Lord Soley’s Home Education Bill – R.I.P.?

What’s been said?

The home educating community is wondering if the current lull in media interest in HE represents the calm before a coming storm. Are the lobbyists and their journalist allies waiting for some political hook upon which to hang their next volley of hysterical stories? With that in the back of their minds, some concerned parents may be wondering what will happen in the run-up to the timetabled Second Reading debate of Lord Soley’s Bill in the House of Commons.

When the Bill was sent to the Commons in July, a ripple of alarm arose as it received an immediate First Reading and the date for a Second Reading was set for Friday, 26 October. After consulting Parliament’s website however, some soon realised that there was little cause for concern.

Before the Lord’s Committee stage Lord Lucas and Lord Addington, who both oppose the Bill, were telling those who had written to them that the Government was determined to bury it in the Commons. Hence the alarm when it was assigned a date for a Second Reading so quickly. Both these stages, however, are nothing more than procedural devices. The First Reading was simply an acknowledgement that a Bill has been passed from one House to the other. Once a Bill has been noted, a potential date for a Second Reading debate has to be allocated to it, but that is all. When the list of Commons Business for that day was published, it contained one hundred and thirteen items, and this Bill was literally at the bottom! By the time of writing the list stands at one hundred and three, with Soley’s Bill now seventh from the end. The real priority for the day seems to be the first three items listed – all of which appear to have the Government’s backing.

So what will happen to the hundred other bills listed for a Second Reading? Peter Bone MP, made a good job of explaining on 28 June, 2018 when he complained about the way Private Members’ Bills are handled, “Next Friday, 63 Bills will be offered for Second Reading. None of them will be debated… A senior Whip will jump up and object to all those Bills. It is a complete farce.” His concern arose because each House has only a limited number of Fridays in each session – on average one a month – on which to debate the large number of PMBs in the system. Thirteen such days were allocated by the government between October 2017 and November 2018, but these provide very little time for any PMBs to complete their Second Readings, never mind all the other stages they must pass through to gain Royal Assent.

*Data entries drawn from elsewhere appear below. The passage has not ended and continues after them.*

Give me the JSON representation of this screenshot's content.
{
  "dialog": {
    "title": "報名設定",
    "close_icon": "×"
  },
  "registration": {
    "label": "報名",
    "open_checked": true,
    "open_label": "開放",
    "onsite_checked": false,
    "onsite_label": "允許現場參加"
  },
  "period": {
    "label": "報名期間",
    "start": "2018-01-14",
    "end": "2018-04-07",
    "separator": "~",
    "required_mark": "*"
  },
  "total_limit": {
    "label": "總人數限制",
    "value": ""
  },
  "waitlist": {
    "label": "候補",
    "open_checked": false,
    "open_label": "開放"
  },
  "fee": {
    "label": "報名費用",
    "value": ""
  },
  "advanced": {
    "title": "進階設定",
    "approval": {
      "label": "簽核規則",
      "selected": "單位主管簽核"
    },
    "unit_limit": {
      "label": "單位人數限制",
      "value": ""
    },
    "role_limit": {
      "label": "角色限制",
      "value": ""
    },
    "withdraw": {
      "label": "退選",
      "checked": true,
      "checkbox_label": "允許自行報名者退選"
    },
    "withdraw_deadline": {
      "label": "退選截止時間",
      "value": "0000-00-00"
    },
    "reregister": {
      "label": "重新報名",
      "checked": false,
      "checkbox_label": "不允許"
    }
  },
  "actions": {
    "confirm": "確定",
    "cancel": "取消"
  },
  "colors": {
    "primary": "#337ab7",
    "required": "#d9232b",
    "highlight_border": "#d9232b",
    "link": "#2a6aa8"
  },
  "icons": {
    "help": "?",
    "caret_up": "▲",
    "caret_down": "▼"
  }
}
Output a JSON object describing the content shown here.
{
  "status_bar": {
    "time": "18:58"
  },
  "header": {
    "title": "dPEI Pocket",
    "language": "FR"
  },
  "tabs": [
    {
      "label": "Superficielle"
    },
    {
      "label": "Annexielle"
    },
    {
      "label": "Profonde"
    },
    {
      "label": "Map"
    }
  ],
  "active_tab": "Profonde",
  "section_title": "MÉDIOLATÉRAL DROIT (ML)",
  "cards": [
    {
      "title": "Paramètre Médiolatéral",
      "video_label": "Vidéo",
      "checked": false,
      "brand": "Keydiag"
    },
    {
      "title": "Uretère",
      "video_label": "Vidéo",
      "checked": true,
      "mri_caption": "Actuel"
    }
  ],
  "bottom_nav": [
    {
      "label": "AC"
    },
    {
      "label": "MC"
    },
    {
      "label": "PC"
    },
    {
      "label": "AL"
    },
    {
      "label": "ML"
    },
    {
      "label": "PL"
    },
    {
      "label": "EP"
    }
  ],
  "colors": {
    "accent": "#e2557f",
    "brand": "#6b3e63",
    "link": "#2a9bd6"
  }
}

In fact, on 6 July just thirty-four bills were on the order paper, with only four being debated. The other thirty were listed under “Business without Debate” with all but one being objected to. Most were reassigned to 26 October for a potential Second Reading, adding to the queue in which Lord Soley’s Bill now waits. The majority of these will be listed as “without debate”, and receive the mandatory “Object” from some Hon. Member. This is the cycle in which the HE Bill is now caught.

Why does it matter?

This near inevitable burial in parliamentary procedure reminds us that Lord Soley must have always known his Bill was most unlikely to succeed. So why did he propose it in the first place? He has apparently enjoyed his few sessions in the limelight, but this cannot have been his only motivation. His interest in HE developed back in the days of the Badman Review, when he posted three pieces on the “Lords of the Blog” site [1, 2 & 3] in February 2010. Surprised by the strength of comment he received, and perhaps encouraged by associates in the National Secular Society and Humanists UK (both of which have targeted HE in their wider campaigns against faith schools), Soley, it seems, has sought to advance the agenda underlying Badman. Given the almost certain demise of PMBs, debates generated by them appear to be an amplified form of lobbying rather than real attempts to create legislation. In that respect therefore this Bill has been successful, as it forced the government’s hand to announce the recent consultation.

What can I do?

One thing not to do is to spend the whole of this coming Friday watching Parliament TV – in July, “Business with Debate” commenced around 2:30pm and took just seven minutes.

The most important unknown on the political front is when the Department for Education will announce its response to the HE Consultation. Under normal circumstances that should have been around thirteen weeks after it closed. As previously highlighted, that target was never going to be met. No warning will precede its publication however, so the home educating community needs be on its toes, not only ready to respond but thinking through how to do so constructively.